Would you return the complete listing below word for word?

== Recorded data ==

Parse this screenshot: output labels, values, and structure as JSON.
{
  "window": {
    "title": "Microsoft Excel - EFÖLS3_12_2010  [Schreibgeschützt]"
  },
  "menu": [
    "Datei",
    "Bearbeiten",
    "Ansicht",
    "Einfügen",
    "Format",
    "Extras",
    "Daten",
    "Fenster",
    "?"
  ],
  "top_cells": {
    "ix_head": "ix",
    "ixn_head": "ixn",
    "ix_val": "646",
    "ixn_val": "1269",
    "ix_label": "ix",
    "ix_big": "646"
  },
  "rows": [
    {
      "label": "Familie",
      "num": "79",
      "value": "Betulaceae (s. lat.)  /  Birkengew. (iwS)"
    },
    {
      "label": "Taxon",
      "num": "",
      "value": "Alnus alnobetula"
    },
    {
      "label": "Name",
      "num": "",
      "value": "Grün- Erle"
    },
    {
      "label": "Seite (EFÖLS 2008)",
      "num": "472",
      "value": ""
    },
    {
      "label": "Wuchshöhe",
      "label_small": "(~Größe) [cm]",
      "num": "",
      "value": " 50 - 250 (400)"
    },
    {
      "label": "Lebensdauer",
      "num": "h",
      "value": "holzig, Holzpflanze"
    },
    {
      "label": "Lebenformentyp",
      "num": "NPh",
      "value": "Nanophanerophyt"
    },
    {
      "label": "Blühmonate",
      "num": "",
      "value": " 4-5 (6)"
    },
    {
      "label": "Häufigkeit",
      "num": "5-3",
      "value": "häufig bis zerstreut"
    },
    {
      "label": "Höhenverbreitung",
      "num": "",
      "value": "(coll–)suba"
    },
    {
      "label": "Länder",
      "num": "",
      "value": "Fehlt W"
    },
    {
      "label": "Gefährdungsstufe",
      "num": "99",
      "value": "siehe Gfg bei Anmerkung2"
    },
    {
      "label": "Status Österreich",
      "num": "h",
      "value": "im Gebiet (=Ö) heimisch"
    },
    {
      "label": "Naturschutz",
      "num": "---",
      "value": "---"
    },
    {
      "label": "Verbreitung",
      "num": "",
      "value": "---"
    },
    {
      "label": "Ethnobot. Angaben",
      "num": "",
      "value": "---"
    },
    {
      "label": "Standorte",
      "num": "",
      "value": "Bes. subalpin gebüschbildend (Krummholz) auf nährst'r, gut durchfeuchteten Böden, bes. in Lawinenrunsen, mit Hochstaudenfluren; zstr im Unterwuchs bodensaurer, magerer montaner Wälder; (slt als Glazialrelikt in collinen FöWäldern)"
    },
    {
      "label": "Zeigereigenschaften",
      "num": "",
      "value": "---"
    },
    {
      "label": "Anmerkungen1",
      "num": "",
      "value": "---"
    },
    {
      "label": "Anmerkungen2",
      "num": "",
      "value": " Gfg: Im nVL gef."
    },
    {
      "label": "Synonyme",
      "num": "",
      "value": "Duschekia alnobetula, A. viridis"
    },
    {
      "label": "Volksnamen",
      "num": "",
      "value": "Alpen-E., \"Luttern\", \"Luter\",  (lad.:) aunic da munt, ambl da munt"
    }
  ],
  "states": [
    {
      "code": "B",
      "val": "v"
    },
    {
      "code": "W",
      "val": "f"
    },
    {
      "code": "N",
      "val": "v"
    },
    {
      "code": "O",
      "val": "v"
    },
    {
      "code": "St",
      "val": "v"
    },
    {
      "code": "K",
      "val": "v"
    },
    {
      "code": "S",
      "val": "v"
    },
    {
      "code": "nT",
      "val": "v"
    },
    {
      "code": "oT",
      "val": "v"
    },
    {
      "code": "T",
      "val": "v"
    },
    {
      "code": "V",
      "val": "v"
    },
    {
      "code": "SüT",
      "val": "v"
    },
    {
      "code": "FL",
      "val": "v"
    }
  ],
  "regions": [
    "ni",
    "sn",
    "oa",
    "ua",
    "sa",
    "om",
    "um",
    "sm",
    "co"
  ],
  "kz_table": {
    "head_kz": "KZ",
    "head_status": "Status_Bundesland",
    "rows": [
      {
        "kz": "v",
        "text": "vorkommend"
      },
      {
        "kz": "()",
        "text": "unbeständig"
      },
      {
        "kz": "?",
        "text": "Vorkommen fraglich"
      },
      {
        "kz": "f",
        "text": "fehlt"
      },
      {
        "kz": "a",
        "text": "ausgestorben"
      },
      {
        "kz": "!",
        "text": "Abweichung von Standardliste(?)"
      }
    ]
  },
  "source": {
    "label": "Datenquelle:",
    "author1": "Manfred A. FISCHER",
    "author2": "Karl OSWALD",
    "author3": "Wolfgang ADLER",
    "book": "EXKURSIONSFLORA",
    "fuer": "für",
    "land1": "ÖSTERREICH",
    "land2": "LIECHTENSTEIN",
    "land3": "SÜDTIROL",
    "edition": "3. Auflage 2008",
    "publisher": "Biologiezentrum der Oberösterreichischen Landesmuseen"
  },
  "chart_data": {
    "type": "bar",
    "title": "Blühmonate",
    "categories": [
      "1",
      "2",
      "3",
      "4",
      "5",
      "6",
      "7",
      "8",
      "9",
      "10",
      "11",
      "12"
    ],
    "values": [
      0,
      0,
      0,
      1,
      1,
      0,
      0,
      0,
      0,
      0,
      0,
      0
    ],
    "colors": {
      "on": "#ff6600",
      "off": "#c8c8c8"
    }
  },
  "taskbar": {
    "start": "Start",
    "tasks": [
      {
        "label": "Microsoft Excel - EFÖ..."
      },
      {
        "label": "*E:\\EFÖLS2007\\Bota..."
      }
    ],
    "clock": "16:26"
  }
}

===

## Written answer
Parse this screenshot: output labels, values, and structure as JSON.
{
  "window": {
    "title": "Microsoft Excel - EFÖLS3_12_2010  [Schreibgeschützt]"
  },
  "menu": [
    "Datei",
    "Bearbeiten",
    "Ansicht",
    "Einfügen",
    "Format",
    "Extras",
    "Daten",
    "Fenster",
    "?"
  ],
  "top_cells": {
    "ix_head": "ix",
    "ixn_head": "ixn",
    "ix_val": "646",
    "ixn_val": "1269",
    "ix_label": "ix",
    "ix_big": "646"
  },
  "rows": [
    {
      "label": "Familie",
      "num": "79",
      "value": "Betulaceae (s. lat.)  /  Birkengew. (iwS)"
    },
    {
      "label": "Taxon",
      "num": "",
      "value": "Alnus alnobetula"
    },
    {
      "label": "Name",
      "num": "",
      "value": "Grün- Erle"
    },
    {
      "label": "Seite (EFÖLS 2008)",
      "num": "472",
      "value": ""
    },
    {
      "label": "Wuchshöhe",
      "label_small": "(~Größe) [cm]",
      "num": "",
      "value": " 50 - 250 (400)"
    },
    {
      "label": "Lebensdauer",
      "num": "h",
      "value": "holzig, Holzpflanze"
    },
    {
      "label": "Lebenformentyp",
      "num": "NPh",
      "value": "Nanophanerophyt"
    },
    {
      "label": "Blühmonate",
      "num": "",
      "value": " 4-5 (6)"
    },
    {
      "label": "Häufigkeit",
      "num": "5-3",
      "value": "häufig bis zerstreut"
    },
    {
      "label": "Höhenverbreitung",
      "num": "",
      "value": "(coll–)suba"
    },
    {
      "label": "Länder",
      "num": "",
      "value": "Fehlt W"
    },
    {
      "label": "Gefährdungsstufe",
      "num": "99",
      "value": "siehe Gfg bei Anmerkung2"
    },
    {
      "label": "Status Österreich",
      "num": "h",
      "value": "im Gebiet (=Ö) heimisch"
    },
    {
      "label": "Naturschutz",
      "num": "---",
      "value": "---"
    },
    {
      "label": "Verbreitung",
      "num": "",
      "value": "---"
    },
    {
      "label": "Ethnobot. Angaben",
      "num": "",
      "value": "---"
    },
    {
      "label": "Standorte",
      "num": "",
      "value": "Bes. subalpin gebüschbildend (Krummholz) auf nährst'r, gut durchfeuchteten Böden, bes. in Lawinenrunsen, mit Hochstaudenfluren; zstr im Unterwuchs bodensaurer, magerer montaner Wälder; (slt als Glazialrelikt in collinen FöWäldern)"
    },
    {
      "label": "Zeigereigenschaften",
      "num": "",
      "value": "---"
    },
    {
      "label": "Anmerkungen1",
      "num": "",
      "value": "---"
    },
    {
      "label": "Anmerkungen2",
      "num": "",
      "value": " Gfg: Im nVL gef."
    },
    {
      "label": "Synonyme",
      "num": "",
      "value": "Duschekia alnobetula, A. viridis"
    },
    {
      "label": "Volksnamen",
      "num": "",
      "value": "Alpen-E., \"Luttern\", \"Luter\",  (lad.:) aunic da munt, ambl da munt"
    }
  ],
  "states": [
    {
      "code": "B",
      "val": "v"
    },
    {
      "code": "W",
      "val": "f"
    },
    {
      "code": "N",
      "val": "v"
    },
    {
      "code": "O",
      "val": "v"
    },
    {
      "code": "St",
      "val": "v"
    },
    {
      "code": "K",
      "val": "v"
    },
    {
      "code": "S",
      "val": "v"
    },
    {
      "code": "nT",
      "val": "v"
    },
    {
      "code": "oT",
      "val": "v"
    },
    {
      "code": "T",
      "val": "v"
    },
    {
      "code": "V",
      "val": "v"
    },
    {
      "code": "SüT",
      "val": "v"
    },
    {
      "code": "FL",
      "val": "v"
    }
  ],
  "regions": [
    "ni",
    "sn",
    "oa",
    "ua",
    "sa",
    "om",
    "um",
    "sm",
    "co"
  ],
  "kz_table": {
    "head_kz": "KZ",
    "head_status": "Status_Bundesland",
    "rows": [
      {
        "kz": "v",
        "text": "vorkommend"
      },
      {
        "kz": "()",
        "text": "unbeständig"
      },
      {
        "kz": "?",
        "text": "Vorkommen fraglich"
      },
      {
        "kz": "f",
        "text": "fehlt"
      },
      {
        "kz": "a",
        "text": "ausgestorben"
      },
      {
        "kz": "!",
        "text": "Abweichung von Standardliste(?)"
      }
    ]
  },
  "source": {
    "label": "Datenquelle:",
    "author1": "Manfred A. FISCHER",
    "author2": "Karl OSWALD",
    "author3": "Wolfgang ADLER",
    "book": "EXKURSIONSFLORA",
    "fuer": "für",
    "land1": "ÖSTERREICH",
    "land2": "LIECHTENSTEIN",
    "land3": "SÜDTIROL",
    "edition": "3. Auflage 2008",
    "publisher": "Biologiezentrum der Oberösterreichischen Landesmuseen"
  },
  "chart_data": {
    "type": "bar",
    "title": "Blühmonate",
    "categories": [
      "1",
      "2",
      "3",
      "4",
      "5",
      "6",
      "7",
      "8",
      "9",
      "10",
      "11",
      "12"
    ],
    "values": [
      0,
      0,
      0,
      1,
      1,
      0,
      0,
      0,
      0,
      0,
      0,
      0
    ],
    "colors": {
      "on": "#ff6600",
      "off": "#c8c8c8"
    }
  },
  "taskbar": {
    "start": "Start",
    "tasks": [
      {
        "label": "Microsoft Excel - EFÖ..."
      },
      {
        "label": "*E:\\EFÖLS2007\\Bota..."
      }
    ],
    "clock": "16:26"
  }
}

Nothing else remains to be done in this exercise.